The statistical anomaly view

A somewhat less rigid, more democratic, and yet still somewhat arbitrary view of deviance is the statistical anomaly view which looks at patterns of behavior, and determines what are the most common behaviors in a given social circumstance and declares them as constituting the norm. Anything deviating from the statistical norm is considered deviant. While this perspective does not directly correlate to the second umpire’s version of balls and strikes, it does allow for some judgment, and/or interpretation as to what is or is not deviant. For example, when the vast majority of young people in the United States waited until they were legally married to have sex (if there was such a time), premarital sex was considered deviant. Today, when the majority of people report that they are sexually active before marriage, a virgin on his or her wedding day might be the one who is considered deviant. Such was the theme of the popular movie The 40‐year‐old Virgin – a premise considered by many Americans to be downright ridiculous. Right‐handed people comprise about 90 percent of the population, thus making left‐handed people statistically deviant. In some cultures, left‐handed people are considered to be unlucky, and in some cases, even dangerous; in other cultures, left‐handed people are viewed as being more creative and intuitive, perhaps even having mystical powers (Haviland et al., 2010). Baseball managers consider left‐handers (southpaws) to be better suited to be pitchers and first‐basemen, while rarely seeing them as viable catchers or third‐basemen. Some basketball players consider being left‐handed as an advantage since most defenders expect their opponents to dribble and shoot with their right hands. Conversely, any “leftie” who has used a pair of scissors, turned a door knob, or performed any one of a thousand other routine tasks designed for right‐handers, knows that while they may not be “deviant,” they certainly are in a statistical minority, and must often learn to “conform” to the expectations of a right‐handed world.

Box 1.1 In their own words

Being deviant: A left‐hander in a right‐handed world

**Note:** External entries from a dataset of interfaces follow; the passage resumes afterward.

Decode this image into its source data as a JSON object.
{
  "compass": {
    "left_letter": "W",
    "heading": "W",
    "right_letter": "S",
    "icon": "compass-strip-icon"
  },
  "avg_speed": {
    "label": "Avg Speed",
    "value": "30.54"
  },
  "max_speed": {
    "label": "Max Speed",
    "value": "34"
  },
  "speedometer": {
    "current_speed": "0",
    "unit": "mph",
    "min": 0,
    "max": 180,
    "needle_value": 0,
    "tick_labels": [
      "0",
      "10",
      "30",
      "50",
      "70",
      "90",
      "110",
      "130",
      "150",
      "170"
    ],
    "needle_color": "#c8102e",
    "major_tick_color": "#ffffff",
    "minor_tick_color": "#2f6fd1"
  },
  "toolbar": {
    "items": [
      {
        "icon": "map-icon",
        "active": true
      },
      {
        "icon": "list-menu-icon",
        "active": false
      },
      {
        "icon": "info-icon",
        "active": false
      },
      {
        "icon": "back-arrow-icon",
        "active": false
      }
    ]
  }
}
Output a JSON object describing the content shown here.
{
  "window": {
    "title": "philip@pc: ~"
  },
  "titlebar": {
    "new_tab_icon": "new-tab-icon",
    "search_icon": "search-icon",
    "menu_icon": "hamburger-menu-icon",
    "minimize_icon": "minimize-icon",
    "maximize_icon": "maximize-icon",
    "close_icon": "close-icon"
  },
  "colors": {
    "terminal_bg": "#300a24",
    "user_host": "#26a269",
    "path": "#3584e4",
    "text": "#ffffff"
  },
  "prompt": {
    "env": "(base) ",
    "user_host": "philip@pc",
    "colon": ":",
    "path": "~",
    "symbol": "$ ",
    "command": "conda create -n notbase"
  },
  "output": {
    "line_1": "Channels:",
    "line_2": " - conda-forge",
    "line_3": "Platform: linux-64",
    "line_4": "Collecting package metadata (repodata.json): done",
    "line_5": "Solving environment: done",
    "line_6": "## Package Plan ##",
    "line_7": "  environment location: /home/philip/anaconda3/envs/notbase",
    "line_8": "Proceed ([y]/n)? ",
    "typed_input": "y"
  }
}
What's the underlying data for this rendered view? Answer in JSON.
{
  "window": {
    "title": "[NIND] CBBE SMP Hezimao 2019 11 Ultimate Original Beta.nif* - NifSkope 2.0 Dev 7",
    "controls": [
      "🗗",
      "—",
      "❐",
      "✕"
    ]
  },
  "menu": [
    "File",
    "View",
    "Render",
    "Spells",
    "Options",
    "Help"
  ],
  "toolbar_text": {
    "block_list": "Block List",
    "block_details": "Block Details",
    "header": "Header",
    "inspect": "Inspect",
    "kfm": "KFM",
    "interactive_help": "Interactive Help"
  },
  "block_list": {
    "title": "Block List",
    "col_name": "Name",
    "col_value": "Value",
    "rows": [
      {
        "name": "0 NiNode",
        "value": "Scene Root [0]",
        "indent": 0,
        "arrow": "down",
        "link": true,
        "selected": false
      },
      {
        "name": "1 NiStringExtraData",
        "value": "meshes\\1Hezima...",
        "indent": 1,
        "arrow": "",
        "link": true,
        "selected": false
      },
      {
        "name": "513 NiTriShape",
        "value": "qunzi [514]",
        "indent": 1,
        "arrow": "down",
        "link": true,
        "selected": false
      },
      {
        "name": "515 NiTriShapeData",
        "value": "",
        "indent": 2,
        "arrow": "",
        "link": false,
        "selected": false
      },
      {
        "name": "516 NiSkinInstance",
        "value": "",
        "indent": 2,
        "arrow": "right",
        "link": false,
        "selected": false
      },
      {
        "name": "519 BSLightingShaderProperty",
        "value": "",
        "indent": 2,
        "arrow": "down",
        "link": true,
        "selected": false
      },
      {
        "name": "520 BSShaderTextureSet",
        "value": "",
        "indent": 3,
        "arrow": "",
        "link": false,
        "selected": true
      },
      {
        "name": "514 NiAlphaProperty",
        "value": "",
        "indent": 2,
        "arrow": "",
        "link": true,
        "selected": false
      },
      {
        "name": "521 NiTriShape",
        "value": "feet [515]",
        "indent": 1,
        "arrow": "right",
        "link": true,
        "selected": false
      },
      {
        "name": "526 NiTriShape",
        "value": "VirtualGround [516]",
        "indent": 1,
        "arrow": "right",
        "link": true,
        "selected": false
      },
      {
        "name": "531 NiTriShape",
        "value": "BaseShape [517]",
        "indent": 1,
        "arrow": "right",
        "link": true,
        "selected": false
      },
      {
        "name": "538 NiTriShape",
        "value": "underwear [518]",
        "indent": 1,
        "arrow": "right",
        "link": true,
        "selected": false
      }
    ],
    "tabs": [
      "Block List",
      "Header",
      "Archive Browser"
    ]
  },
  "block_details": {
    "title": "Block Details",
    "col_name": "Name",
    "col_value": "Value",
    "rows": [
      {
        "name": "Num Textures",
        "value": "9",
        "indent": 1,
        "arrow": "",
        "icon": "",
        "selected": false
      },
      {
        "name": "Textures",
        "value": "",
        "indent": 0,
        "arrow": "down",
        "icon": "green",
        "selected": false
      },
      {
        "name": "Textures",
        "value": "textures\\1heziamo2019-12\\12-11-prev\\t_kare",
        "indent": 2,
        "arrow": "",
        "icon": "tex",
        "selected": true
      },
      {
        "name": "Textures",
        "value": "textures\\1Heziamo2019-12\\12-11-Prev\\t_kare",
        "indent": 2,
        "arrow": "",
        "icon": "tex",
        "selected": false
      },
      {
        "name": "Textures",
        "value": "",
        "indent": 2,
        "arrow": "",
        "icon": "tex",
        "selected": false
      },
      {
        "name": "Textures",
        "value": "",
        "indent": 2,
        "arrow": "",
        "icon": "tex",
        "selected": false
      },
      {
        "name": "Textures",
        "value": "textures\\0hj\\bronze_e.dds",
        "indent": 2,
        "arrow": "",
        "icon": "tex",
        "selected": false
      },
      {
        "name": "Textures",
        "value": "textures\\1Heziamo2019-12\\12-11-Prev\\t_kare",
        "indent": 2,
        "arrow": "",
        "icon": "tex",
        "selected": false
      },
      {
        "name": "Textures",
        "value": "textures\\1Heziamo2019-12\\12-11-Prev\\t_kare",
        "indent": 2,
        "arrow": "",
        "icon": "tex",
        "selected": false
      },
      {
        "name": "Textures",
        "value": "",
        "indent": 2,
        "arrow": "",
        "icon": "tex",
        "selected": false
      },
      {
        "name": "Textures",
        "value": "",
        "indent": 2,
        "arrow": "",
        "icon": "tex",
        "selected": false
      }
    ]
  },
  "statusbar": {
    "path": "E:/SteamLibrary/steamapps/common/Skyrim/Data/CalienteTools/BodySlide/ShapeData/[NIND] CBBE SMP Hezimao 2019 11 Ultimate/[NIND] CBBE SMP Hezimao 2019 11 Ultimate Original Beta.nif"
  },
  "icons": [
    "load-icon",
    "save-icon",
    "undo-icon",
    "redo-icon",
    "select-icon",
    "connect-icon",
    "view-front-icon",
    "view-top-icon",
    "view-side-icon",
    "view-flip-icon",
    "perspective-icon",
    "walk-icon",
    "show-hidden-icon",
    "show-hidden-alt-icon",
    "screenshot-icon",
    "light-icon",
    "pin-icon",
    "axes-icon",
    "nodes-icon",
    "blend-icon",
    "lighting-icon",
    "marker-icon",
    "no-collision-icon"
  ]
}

Jack E. Bynum*
I was born in 1929 and not many years passed before it became clear that I was, “different” – with a personal and peculiar physical anomaly that set me apart from other children and made me deviant. I demonstrated a decided tendency to favor my left hand over my right hand in eating and playing. My parents and neighbors noticed my developing left‐handedness and exchanged hopeful projections, “Oh, it is only temporary and irrelevant in younger children” or, “The child will outgrow it in time and settle into the ‘normal and acceptable’ right‐handed behavior.”
Historically, left‐handed individuals have faced serious discrimination from society. For instance, during the Dark Ages, members of this highly visible minority were stigmatized as, “unlucky,” “deviant,” and even “sinister” – possibly possessed by evil spirits. The superstitious maxim prevailed that, “right is right and left is wrong.” Consequently, up to twelve percent of the population was assigned an aberrant, marginal, soc...